Release Date May 1, 2000
ISBN 382285977X ISBN13 9783822859773
Reviews - What do customers think about Henri Matisse, 1869-1954: Master of Colour (Basic Art)?
Beautiful. Oct 5, 2003
One looks at the works of Matisse and wonders why there is no Noble Prize in Art. He would have been so deserving. The works printed in this book are dazzling in their colors, shapes, lines and proportions. His work will be viewed for many, many years as the masterpieces of a tremendously creative man.
Cursory text, fabulous illustrations. Nov 1, 2001
the problem with series that attempt to impose an accessible beginners' format on art and artists is that these things rarely conform to method. the Taschen introductions to great artists are all 96 pages long, dividing the artist's life into significant chronological chapters, following strict biography, and using key paintings to illustrate various points made. this is fine in practice, we've all got to start somewhere, and the series is noted for its refusal to talk down to the reader, its clarity of interpretation, and the bounteous range of miraculously mounted, full-colour reproductions, not just of paintings, but line drawings, lithographs, sketches, studies, woodcuts etc.

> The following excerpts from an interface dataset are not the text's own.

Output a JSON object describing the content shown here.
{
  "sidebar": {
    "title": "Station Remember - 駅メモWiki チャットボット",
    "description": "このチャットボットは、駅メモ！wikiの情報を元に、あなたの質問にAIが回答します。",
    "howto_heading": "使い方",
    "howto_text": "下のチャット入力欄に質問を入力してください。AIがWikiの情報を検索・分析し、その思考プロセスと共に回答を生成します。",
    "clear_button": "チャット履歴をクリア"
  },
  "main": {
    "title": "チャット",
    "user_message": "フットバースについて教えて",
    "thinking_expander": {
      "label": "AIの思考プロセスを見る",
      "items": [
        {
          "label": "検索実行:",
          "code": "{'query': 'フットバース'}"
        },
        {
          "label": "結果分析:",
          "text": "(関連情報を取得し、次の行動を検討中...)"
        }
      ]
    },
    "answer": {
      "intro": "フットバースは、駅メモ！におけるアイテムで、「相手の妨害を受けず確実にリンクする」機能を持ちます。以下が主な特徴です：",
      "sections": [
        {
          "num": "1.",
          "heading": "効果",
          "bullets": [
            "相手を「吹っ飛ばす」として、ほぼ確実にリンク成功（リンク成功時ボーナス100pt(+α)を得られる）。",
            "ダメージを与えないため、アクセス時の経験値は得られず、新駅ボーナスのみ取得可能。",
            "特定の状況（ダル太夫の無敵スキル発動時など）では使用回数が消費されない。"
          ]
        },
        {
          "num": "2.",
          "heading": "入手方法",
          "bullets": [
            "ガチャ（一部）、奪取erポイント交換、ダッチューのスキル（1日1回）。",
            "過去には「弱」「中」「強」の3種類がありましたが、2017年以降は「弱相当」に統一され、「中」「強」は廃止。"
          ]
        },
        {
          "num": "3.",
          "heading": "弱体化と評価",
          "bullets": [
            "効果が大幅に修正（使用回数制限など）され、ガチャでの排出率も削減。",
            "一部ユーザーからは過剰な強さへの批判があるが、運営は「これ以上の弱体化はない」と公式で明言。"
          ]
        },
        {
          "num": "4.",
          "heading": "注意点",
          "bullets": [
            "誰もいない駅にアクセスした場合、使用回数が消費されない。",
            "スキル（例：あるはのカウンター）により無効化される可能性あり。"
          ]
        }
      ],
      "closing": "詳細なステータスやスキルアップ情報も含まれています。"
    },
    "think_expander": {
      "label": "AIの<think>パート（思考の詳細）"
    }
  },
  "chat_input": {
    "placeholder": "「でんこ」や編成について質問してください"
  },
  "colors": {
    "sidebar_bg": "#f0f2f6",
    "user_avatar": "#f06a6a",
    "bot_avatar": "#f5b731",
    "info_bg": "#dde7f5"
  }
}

The obvious difficulty is not that artists are transcendent and wayward figures who won't fit into a neat grid, but that some artists lived to be considerably older than others. the first book in this series I read was Anna Meseure's 'Auguste Macke', the study of a painter who died when he was only 27. Meseure was able to elaborate each development in Macke's work in detail, and to give a proper treatment of biographical background and its influence on the art, if only on the level of subject matter.
Macke, however, remains a marginal figure. henri Matisse is one of the towering geniuses of 20th century culture. He lived, and painted masterpieces, until he was 85; his life spanned two cataclysmic World Wars, a riot of social and political changes, and almost every aesthetic revolution worth talking about in the last 150 years. given the same amount of space to discuss Matisse as Meseure had with a painter a third his age, Essers' study can't help being a cursory skim, with few revelatory anecdotes (we only learn in the chronology about Matisse's pilgrimmage to the aging Renoir; his theatre designs for Stravinsky; or the visit of Aragon to his sickbed during World War Two - such episodes are surely as important as some given prominence in the book), or, worse, few intimations of the blinding raptures that must have seized Matisse at each new artistic discovery and breakthrough. We learn very little about his relation to his cultural milieu, his tacit rivalry with Picasso, or his overall importance in the history of art; discussion of the work is apolitically formalist. Uncomfortable questions - the obsessiveness of his early year despite his family's poverty; his apoliticism during World War Two - are skimmed over.
None of this really matters. Matisse's work travels surprisingly well in reproduction, especially the later works involving cut-outs, simplified forms and bold colours. the colours throughout are done full bright justice to, so dazzling in fact that reading this book for more than an hour gave me a headache. The rich mix of classics ('Woman with the Hat', 'La Dance', 'Jazz') with the revelatory, less well-known (including spare, geometric, near-abstract views of Notre Dame during World War One) allow us to write our own story of this shamanic artist, whose patrician, Freudian mien concealed the colours and curves of a blazing and boundless inner life.